··· DATA SHOWN ···

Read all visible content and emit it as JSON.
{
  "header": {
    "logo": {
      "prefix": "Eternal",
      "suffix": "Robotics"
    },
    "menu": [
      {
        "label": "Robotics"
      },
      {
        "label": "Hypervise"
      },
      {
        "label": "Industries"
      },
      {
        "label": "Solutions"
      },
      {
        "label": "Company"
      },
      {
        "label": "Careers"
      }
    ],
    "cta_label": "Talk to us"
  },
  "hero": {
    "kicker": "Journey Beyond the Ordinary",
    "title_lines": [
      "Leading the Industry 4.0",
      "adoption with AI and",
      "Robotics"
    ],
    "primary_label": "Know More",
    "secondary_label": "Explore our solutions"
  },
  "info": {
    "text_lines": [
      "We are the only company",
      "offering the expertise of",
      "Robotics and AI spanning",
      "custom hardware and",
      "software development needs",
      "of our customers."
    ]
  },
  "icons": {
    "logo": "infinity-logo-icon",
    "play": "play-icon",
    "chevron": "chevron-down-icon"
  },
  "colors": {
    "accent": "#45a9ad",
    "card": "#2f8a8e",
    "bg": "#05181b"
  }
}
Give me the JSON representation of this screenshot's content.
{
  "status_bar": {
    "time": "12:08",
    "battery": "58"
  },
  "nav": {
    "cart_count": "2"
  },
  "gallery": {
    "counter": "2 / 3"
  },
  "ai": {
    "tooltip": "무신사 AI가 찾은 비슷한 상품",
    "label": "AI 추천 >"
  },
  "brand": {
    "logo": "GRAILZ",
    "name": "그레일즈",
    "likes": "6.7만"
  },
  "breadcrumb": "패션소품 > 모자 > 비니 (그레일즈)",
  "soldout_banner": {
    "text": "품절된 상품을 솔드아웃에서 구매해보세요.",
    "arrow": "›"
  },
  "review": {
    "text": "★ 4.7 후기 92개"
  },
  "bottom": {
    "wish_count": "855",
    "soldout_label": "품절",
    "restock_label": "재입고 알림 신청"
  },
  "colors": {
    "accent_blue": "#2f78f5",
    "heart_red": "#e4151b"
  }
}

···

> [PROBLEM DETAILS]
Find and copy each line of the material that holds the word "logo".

> [OUTPUT FOR THIS EXERCISE]
    "logo": {
    "logo": "infinity-logo-icon",
    "logo": "GRAILZ",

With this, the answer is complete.